=== Work instructions ===
Wherever a line in the records below contains "Iceland", copy that line.

=== Available records ===
+++++
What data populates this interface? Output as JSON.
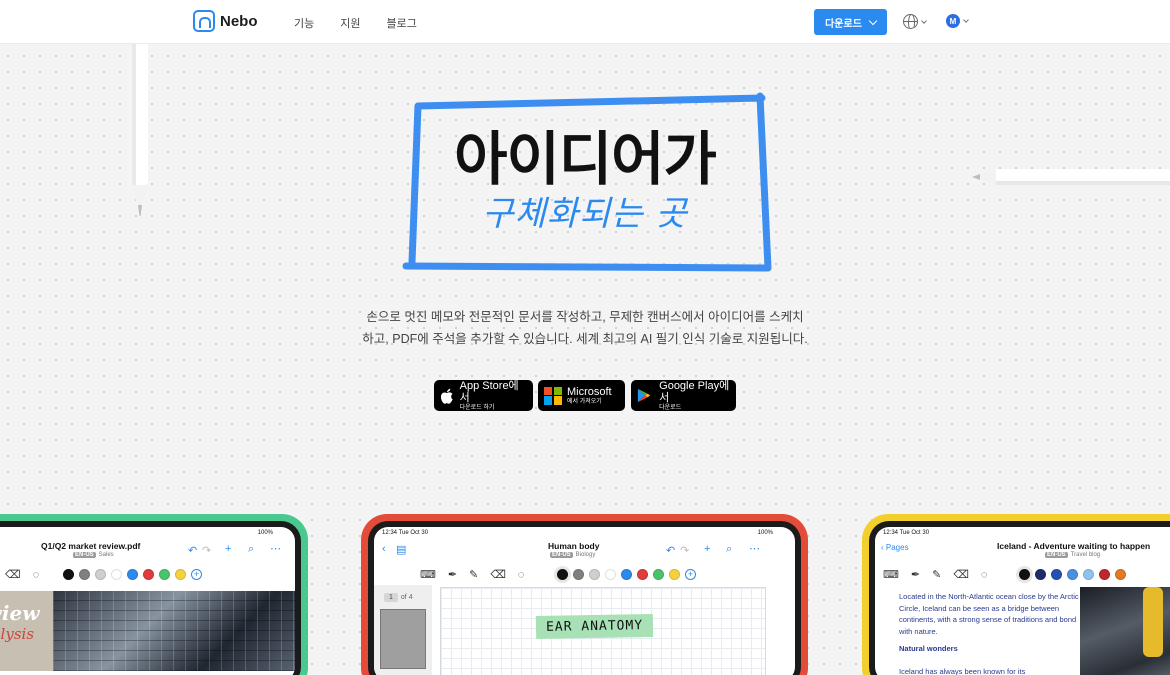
{
  "nav": {
    "logo_text": "Nebo",
    "links": [
      "기능",
      "지원",
      "블로그"
    ],
    "download_label": "다운로드",
    "avatar_letter": "M"
  },
  "hero": {
    "title": "아이디어가",
    "subtitle": "구체화되는 곳",
    "description_line1": "손으로 멋진 메모와 전문적인 문서를 작성하고, 무제한 캔버스에서 아이디어를 스케치",
    "description_line2": "하고, PDF에 주석을 추가할 수 있습니다. 세계 최고의 AI 필기 인식 기술로 지원됩니다."
  },
  "stores": {
    "apple_big": "App Store에서",
    "apple_small": "다운로드 하기",
    "ms_big": "Microsoft",
    "ms_small": "에서 가져오기",
    "gp_big": "Google Play에서",
    "gp_small": "다운로드"
  },
  "devices": {
    "left": {
      "battery": "100%",
      "title": "Q1/Q2 market review.pdf",
      "tag": "EN-US",
      "category": "Sales",
      "img_word1": "review",
      "img_word2": "analysis",
      "colors": [
        "#111111",
        "#808080",
        "#cfcfcf",
        "#ffffff",
        "#2b8aef",
        "#e23b3b",
        "#48c46a",
        "#f5d23a"
      ]
    },
    "mid": {
      "time": "12:34   Tue Oct 30",
      "battery": "100%",
      "title": "Human body",
      "tag": "EN-US",
      "category": "Biology",
      "page_current": "1",
      "page_total": "of 4",
      "note": "EAR ANATOMY",
      "colors": [
        "#111111",
        "#808080",
        "#cfcfcf",
        "#ffffff",
        "#2b8aef",
        "#e23b3b",
        "#48c46a",
        "#f5d23a"
      ]
    },
    "right": {
      "time": "12:34   Tue Oct 30",
      "back_label": "Pages",
      "title": "Iceland - Adventure waiting to happen",
      "tag": "EN-US",
      "category": "Travel blog",
      "para": "Located in the North-Atlantic ocean close by the Arctic Circle, Iceland can be seen as a bridge between continents, with a strong sense of traditions and bond with nature.",
      "heading": "Natural wonders",
      "para2": "Iceland has always been known for its",
      "colors": [
        "#111111",
        "#1f2a6b",
        "#2450b3",
        "#4a90e2",
        "#8ec3f0",
        "#c0262c",
        "#e07a24"
      ]
    }
  }
}
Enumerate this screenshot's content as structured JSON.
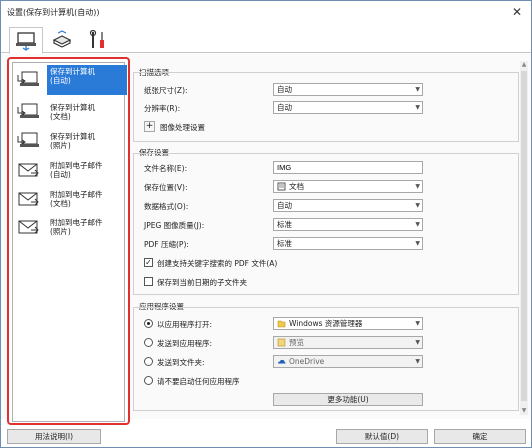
{
  "window": {
    "title": "设置(保存到计算机(自动))",
    "close_glyph": "✕"
  },
  "tabs": [
    {
      "icon": "scan-to-computer-icon"
    },
    {
      "icon": "scanner-icon"
    },
    {
      "icon": "tools-icon"
    }
  ],
  "sidebar": {
    "items": [
      {
        "label": "保存到计算机\n(自动)",
        "icon": "save-to-computer-icon"
      },
      {
        "label": "保存到计算机\n(文档)",
        "icon": "save-to-computer-icon"
      },
      {
        "label": "保存到计算机\n(照片)",
        "icon": "save-to-computer-icon"
      },
      {
        "label": "附加到电子邮件\n(自动)",
        "icon": "attach-email-icon"
      },
      {
        "label": "附加到电子邮件\n(文档)",
        "icon": "attach-email-icon"
      },
      {
        "label": "附加到电子邮件\n(照片)",
        "icon": "attach-email-icon"
      }
    ]
  },
  "scan_options": {
    "heading": "扫描选项",
    "paper_size_label": "纸张尺寸(Z):",
    "paper_size_value": "自动",
    "resolution_label": "分辨率(R):",
    "resolution_value": "自动",
    "image_processing_label": "图像处理设置",
    "plus": "+"
  },
  "save_settings": {
    "heading": "保存设置",
    "filename_label": "文件名称(E):",
    "filename_value": "IMG",
    "save_in_label": "保存位置(V):",
    "save_in_value": "文档",
    "data_format_label": "数据格式(O):",
    "data_format_value": "自动",
    "jpeg_quality_label": "JPEG 图像质量(J):",
    "jpeg_quality_value": "标准",
    "pdf_compression_label": "PDF 压缩(P):",
    "pdf_compression_value": "标准",
    "keyword_pdf_label": "创建支持关键字搜索的 PDF 文件(A)",
    "keyword_pdf_checked": true,
    "subfolder_label": "保存到当前日期的子文件夹",
    "subfolder_checked": false,
    "check_glyph": "✓"
  },
  "app_settings": {
    "heading": "应用程序设置",
    "options": [
      {
        "label": "以应用程序打开:",
        "value": "Windows 资源管理器",
        "selected": true,
        "enabled": true
      },
      {
        "label": "发送到应用程序:",
        "value": "预览",
        "selected": false,
        "enabled": false
      },
      {
        "label": "发送到文件夹:",
        "value": "OneDrive",
        "selected": false,
        "enabled": false
      },
      {
        "label": "请不要启动任何应用程序",
        "value": "",
        "selected": false,
        "enabled": true
      }
    ],
    "more_functions_label": "更多功能(U)"
  },
  "footer": {
    "instructions_label": "用法说明(I)",
    "defaults_label": "默认值(D)",
    "ok_label": "确定"
  },
  "colors": {
    "accent": "#2a7ad8",
    "highlight_border": "#e03030"
  }
}
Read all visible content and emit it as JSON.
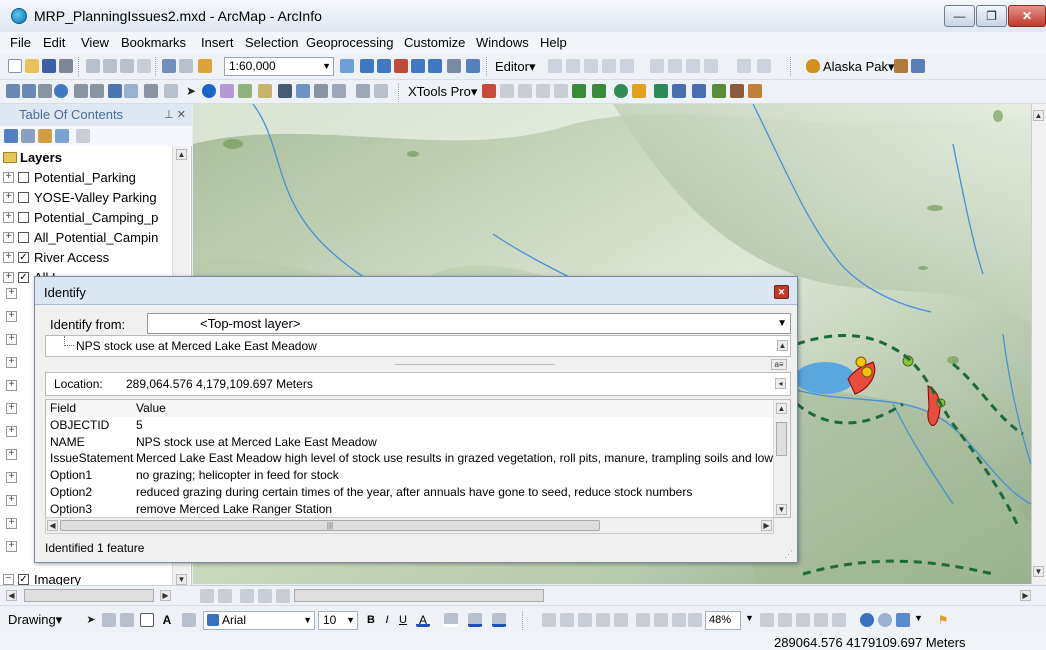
{
  "window": {
    "title": "MRP_PlanningIssues2.mxd - ArcMap - ArcInfo",
    "min_label": "—",
    "max_label": "❐",
    "close_label": "✕"
  },
  "menu": [
    "File",
    "Edit",
    "View",
    "Bookmarks",
    "Insert",
    "Selection",
    "Geoprocessing",
    "Customize",
    "Windows",
    "Help"
  ],
  "toolbar": {
    "scale": "1:60,000",
    "editor_label": "Editor▾",
    "alaska_label": "Alaska Pak▾",
    "xtools_label": "XTools Pro▾"
  },
  "toc": {
    "title": "Table Of Contents",
    "root": "Layers",
    "layers": [
      {
        "name": "Potential_Parking",
        "checked": false
      },
      {
        "name": "YOSE-Valley Parking",
        "checked": false
      },
      {
        "name": "Potential_Camping_p",
        "checked": false
      },
      {
        "name": "All_Potential_Campin",
        "checked": false
      },
      {
        "name": "River Access",
        "checked": true
      },
      {
        "name": "All I",
        "checked": true
      }
    ],
    "bottom_layer": "Imagery"
  },
  "identify": {
    "title": "Identify",
    "from_label": "Identify from:",
    "from_value": "<Top-most layer>",
    "feature": "NPS stock use at Merced Lake East Meadow",
    "location_label": "Location:",
    "location_value": "289,064.576  4,179,109.697 Meters",
    "header_field": "Field",
    "header_value": "Value",
    "rows": [
      {
        "field": "OBJECTID",
        "value": "5"
      },
      {
        "field": "NAME",
        "value": "NPS stock use at Merced Lake East Meadow"
      },
      {
        "field": "IssueStatement",
        "value": "Merced Lake East Meadow high level of stock use results in grazed vegetation, roll pits, manure, trampling soils and low plan"
      },
      {
        "field": "Option1",
        "value": "no grazing; helicopter in feed for stock"
      },
      {
        "field": "Option2",
        "value": "reduced grazing during certain times of the year, after annuals have gone to seed, reduce stock numbers"
      },
      {
        "field": "Option3",
        "value": "remove Merced Lake Ranger Station"
      }
    ],
    "status": "Identified 1 feature"
  },
  "drawing": {
    "label": "Drawing▾",
    "font": "Arial",
    "font_size": "10",
    "zoom": "48%"
  },
  "status": {
    "coords": "289064.576  4179109.697 Meters"
  },
  "colors": {
    "title_bar": "#dfe7f2",
    "close_red": "#c0392b",
    "map_terrain": "#c9d8bd",
    "lake": "#5aa7e0",
    "boundary": "#1c6b3a",
    "river": "#4a90d9"
  }
}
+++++
=== Problem solution ===
      "title": "Iceland - Adventure waiting to happen",
      "para": "Located in the North-Atlantic ocean close by the Arctic Circle, Iceland can be seen as a bridge between continents, with a strong sense of traditions and bond with nature.",
      "para2": "Iceland has always been known for its",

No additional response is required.